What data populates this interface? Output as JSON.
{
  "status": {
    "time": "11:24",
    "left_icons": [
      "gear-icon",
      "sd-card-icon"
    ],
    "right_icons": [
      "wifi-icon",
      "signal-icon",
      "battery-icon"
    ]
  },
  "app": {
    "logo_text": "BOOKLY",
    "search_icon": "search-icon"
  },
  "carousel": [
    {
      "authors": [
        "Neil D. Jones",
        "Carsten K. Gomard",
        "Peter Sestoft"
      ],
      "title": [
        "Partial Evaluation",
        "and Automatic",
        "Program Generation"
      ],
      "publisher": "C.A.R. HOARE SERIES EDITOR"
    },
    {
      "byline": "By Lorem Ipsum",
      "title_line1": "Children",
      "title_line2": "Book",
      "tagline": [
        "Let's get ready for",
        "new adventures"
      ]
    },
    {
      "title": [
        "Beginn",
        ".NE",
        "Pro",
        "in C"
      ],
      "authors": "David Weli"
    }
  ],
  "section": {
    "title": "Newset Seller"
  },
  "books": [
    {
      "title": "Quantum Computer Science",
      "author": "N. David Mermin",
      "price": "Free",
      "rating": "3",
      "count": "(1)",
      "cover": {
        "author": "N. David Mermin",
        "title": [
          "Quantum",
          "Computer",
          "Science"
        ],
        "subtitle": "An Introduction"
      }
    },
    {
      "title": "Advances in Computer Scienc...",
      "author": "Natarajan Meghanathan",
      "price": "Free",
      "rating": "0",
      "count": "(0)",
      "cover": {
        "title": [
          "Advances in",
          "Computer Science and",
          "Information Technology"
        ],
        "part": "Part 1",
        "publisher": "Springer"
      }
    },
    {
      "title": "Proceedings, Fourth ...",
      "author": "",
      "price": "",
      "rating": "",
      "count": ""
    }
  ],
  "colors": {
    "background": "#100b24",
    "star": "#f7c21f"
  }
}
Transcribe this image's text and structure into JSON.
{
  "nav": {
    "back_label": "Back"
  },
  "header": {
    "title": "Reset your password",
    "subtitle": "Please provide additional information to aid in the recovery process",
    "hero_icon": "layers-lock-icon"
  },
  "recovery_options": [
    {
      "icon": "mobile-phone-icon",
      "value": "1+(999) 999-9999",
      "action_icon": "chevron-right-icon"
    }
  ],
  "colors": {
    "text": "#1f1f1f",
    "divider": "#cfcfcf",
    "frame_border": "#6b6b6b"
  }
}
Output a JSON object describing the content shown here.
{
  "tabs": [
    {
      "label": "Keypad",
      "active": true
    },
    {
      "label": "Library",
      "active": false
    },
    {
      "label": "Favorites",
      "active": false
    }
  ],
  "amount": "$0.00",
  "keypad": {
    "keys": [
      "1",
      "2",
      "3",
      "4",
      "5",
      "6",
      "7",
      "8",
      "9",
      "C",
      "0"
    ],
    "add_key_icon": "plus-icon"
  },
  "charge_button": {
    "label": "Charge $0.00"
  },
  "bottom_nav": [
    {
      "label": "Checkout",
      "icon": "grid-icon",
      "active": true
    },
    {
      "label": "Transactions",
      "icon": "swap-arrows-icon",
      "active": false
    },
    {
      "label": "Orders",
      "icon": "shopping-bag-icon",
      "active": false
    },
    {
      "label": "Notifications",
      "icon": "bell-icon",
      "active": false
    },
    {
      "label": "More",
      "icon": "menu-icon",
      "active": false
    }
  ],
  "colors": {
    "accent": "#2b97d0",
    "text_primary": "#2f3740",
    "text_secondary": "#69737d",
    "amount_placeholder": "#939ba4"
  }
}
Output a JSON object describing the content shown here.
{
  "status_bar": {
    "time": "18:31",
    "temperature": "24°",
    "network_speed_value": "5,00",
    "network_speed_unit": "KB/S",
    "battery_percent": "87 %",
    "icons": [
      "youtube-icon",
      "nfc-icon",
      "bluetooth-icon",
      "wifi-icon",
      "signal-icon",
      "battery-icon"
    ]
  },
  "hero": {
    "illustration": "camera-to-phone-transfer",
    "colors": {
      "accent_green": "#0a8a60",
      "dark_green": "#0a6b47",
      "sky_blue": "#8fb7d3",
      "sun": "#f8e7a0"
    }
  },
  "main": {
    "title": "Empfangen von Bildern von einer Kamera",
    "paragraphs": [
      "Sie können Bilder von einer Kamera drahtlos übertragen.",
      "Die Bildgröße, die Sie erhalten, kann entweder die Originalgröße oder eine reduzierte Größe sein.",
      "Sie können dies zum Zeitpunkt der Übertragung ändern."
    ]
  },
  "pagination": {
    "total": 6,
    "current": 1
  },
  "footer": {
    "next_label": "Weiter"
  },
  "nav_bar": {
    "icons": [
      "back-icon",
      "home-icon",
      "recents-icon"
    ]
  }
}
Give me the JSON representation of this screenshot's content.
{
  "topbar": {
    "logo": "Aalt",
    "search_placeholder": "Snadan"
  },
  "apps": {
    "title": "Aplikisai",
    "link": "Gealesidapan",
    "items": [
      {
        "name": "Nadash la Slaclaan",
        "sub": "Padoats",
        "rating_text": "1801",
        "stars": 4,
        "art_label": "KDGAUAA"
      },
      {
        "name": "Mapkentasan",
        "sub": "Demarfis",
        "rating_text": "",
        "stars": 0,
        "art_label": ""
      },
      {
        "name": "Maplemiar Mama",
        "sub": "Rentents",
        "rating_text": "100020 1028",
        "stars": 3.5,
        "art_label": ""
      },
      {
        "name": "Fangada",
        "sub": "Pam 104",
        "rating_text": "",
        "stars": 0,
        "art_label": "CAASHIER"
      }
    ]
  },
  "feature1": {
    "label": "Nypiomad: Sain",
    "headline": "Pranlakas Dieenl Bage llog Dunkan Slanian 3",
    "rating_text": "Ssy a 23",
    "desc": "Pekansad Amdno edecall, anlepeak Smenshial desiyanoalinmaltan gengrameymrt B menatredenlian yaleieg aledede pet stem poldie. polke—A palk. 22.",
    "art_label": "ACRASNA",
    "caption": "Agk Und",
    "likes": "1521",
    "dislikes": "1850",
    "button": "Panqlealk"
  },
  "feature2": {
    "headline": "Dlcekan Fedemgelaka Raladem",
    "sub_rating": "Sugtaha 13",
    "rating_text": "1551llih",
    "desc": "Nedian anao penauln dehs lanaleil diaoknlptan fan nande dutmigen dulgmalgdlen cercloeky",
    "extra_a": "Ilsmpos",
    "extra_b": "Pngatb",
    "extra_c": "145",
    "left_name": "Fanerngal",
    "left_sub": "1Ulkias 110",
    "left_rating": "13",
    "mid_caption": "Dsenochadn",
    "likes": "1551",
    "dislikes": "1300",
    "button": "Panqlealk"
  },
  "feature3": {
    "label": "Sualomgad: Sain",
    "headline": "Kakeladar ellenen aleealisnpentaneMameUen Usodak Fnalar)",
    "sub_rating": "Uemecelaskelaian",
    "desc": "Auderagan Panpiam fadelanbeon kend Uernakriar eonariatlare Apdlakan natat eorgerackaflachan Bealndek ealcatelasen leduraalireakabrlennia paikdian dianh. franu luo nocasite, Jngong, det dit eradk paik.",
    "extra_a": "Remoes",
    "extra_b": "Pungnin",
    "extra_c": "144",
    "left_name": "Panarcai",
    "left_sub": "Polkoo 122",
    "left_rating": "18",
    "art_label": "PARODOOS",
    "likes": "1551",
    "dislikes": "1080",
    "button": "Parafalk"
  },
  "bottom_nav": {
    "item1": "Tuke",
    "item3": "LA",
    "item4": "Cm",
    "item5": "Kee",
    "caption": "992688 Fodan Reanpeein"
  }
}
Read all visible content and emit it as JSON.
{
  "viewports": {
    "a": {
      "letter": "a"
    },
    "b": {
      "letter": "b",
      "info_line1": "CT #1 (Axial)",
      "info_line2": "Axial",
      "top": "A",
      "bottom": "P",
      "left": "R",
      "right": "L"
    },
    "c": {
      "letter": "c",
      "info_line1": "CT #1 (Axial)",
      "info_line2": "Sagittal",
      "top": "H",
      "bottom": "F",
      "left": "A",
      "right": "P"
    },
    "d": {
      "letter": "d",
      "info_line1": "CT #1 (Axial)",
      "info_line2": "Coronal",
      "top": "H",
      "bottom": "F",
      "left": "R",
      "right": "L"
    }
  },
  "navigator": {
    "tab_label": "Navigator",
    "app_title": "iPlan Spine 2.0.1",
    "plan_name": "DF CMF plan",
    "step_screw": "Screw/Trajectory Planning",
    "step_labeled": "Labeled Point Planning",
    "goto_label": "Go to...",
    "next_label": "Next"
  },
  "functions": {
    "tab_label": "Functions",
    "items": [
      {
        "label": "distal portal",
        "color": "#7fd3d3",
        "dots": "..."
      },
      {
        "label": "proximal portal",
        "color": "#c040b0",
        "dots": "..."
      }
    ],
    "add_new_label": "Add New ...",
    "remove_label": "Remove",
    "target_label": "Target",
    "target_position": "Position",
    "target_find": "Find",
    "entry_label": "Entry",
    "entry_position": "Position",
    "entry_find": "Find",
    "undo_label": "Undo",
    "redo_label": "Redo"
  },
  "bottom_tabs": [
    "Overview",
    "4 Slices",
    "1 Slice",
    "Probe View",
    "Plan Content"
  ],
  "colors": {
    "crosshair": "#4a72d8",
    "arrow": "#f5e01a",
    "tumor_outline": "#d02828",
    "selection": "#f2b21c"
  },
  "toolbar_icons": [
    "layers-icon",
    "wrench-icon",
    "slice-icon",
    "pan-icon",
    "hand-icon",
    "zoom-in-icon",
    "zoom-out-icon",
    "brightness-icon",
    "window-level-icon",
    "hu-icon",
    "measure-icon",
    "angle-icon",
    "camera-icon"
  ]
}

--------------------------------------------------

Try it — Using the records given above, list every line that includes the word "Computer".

Exercise output —
      "title": "Quantum Computer Science",
          "Computer",
      "title": "Advances in Computer Scienc...",
          "Computer Science and",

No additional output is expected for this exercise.